Everyone who comes to St. Joseph University School is interviewed before starting class. The screening process informs the faculty as to the needs of the student.

“Students are allowed to pursue where their talents are or where their support is needed,” explained Wojick.

Some students might need a little extra help in class, while others need more of a challenge. A fourth grader may go to a sixth grade class for reading, because that’s what she needs.

“We’re flexible in the sense that when you come here, it’s not a cookie cutter kind of place,” said Wojick. “If you need something, we make sure that you get what you need.”

St. Joseph University is a Leader In Me school. Based on “Seven Habits of Highly Effective People” by Stephen R. Covey, Leader in Me is an evidence-based, comprehensive model that teaches leadership skills to every student, creates a culture of student empowerment, and aligns systems to drive results in academics.

“All our students learn (the principles) from kindergarten all the way up to grade eight, and the teachers. It permeates through the whole school,” said Wojick.

Every month one student from every class will be chosen a leader and have their picture hang on that bulletin board in the main hallway so they can see themselves as leaders.

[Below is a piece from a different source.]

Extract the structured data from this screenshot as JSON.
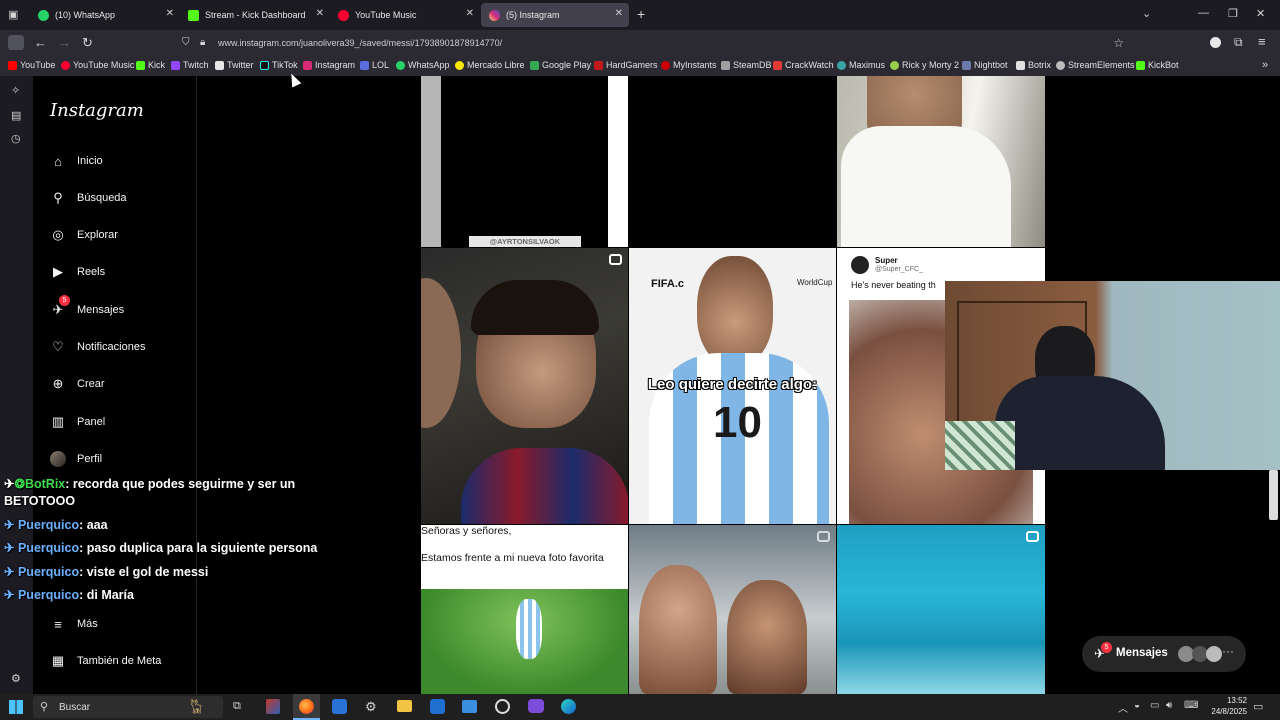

“We believe that every child is gifted and will come to their giftedness in their own time, as well as everyone has leadership skills,” said Wojick.

 Outside the school a couple parents chatted after dropping off their children.

Maurice Gaines chose St. Joseph’s because he didn’t like how teachers taught in inner city public schools.

After four years in a private Catholic school, things are “great.”

“They teach very well here. I like everything. I like the teachers, I like the principals and the assistant principal,” Gaines said.

Jennifer Durmaj chose her parish school for her son.

“So far we’ve had nothing but great experiences,” she said after three years. “He’s able to join the swim team. He is on the soccer team. He has made great friends.”

Both cite the small class size as a benefit.

“He’s shy and reserved,” Durmaj said of her son. “So having 12 kids in his class is ideal, so that he can open up a little bit. It also is great to grow up with the same kids, so like each class moves up together.”

Listen to Michael Mroziak’s report.